Fructose consistently produced higher kidney calcium concentrations than did glucose in a study with rats. Fructose generally induced greater urinary concentrations of phosphorus and magnesium and lowered urinary pH compared with glucose.
The balance of minerals in the body is very important for the function of vitamins, enzymes and other body function. When the minerals are out of the right relationship, the body chemistry suffers. The presence of diarrhea might be the cause of decreased absorption of minerals.
Fructose-fed subjects lose minerals. They had higher fecal excretions of iron and magnesium than did subjects fed sucrose. Apparent iron, magnesium, calcium, and zinc balances tended to be more negative during the fructose feeding period as compared to balances during the sucrose feeding period.
A study of 25 patients with functional bowel disease showed that pronounced gastrointestinal distress may be provoked by malabsorption of small amounts of fructose.
Many times fructose and sorbitol are substituted for glucose in parenteral nutrition (intervenious feeding, IV). This can have severe consequences with people with hereditary fructose intolerance, a congenital disorder affecting one in 21,000. A European doctor declared: "Fructose and sorbitol containing infusion fluids have no further place in our hospital pharmacies."
There is significant evidence that high sucrose diets may alter intracellular metabolism, which in turn facilitates accelerated aging through oxidative damage. Scientists found that the rats given fructose had more undesirable cross?linking changes in the collagen of their skin than in the other groups.
These changes are also thought to be markers for aging. The scientists say that it is the fructose molecule in the sucrose, not the glucose, which plays the larger problem.
Fructose is not metabolized the same as other sugars. Instead of being converted to glucose which the body uses, it is removed by the liver.

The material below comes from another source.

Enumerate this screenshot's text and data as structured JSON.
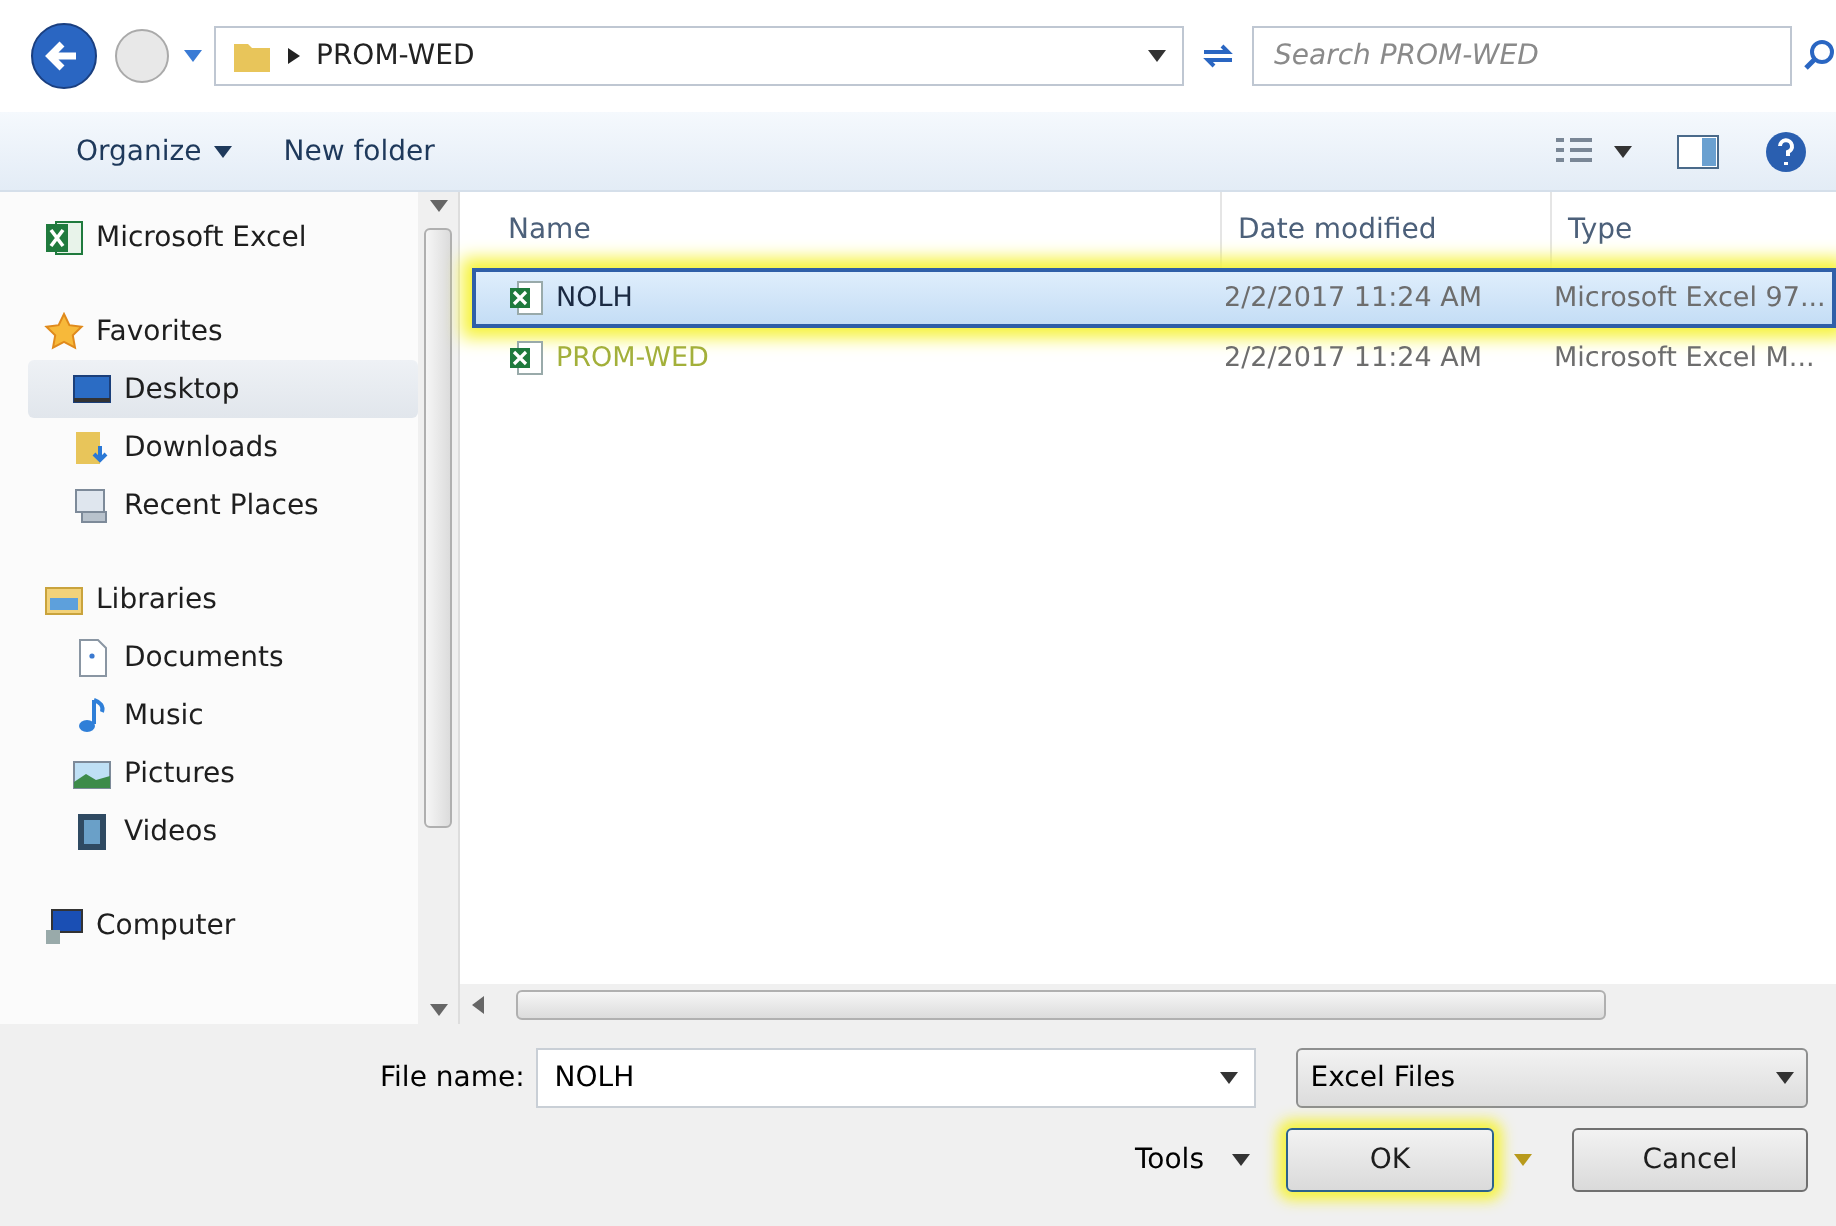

Because it is metabolized by the liver, fructose does not cause the pancreas to release insulin the way it normally does. Fructose converts to fat more than any other sugar. This may be one of the reasons Americans continue to get fatter.
Fructose raises serum triglycerides significantly. As a left-handed sugar, fructose digestion is very low. For complete internal conversion of fructose into glucose and acetates, it must rob ATP energy stores from the liver. ,
Fructose inhibits copper metabolism. A deficiency in copper leads to bone fragility, anemia, defects of the connective tissue, arteries, and bone, infertility, heart arrhythmias, high cholesterol levels, heart attacks, and an inability to control blood sugar levels.
It seems that the magnitude of the deleterious effects varies depending on such factors as age, sex, baseline glucose, insulin, and triglyceride concentrations, the presence of insulin resistance, and the amount of dietary fructose consumed.
Some people are more sensitive to fructose. They include hypertensive, hyperinsulinemic, hypertriglyceridemic, non?insulin dependent diabetic people, people with functional bowel disease and postmenopausal women.
There is a continuing increase in sugar consumption in the United States. We now eat 153 pounds of sugar per person per year.
This increase is mostly in the form of fructose. From the research presented, it seems that this increase is going to have a negative influence on our health.
Nancy Appleton, Ph.D. is a clinical nutritionist, researcher, lecturer, and author of Lick the Sugar, Healthy Bones, Heal Yourself With Natural Foods and the Curse Of Louis Pasteur and her new book Lick the Sugar Habit Sugar Counter. Her website is www.NancyAppleton.com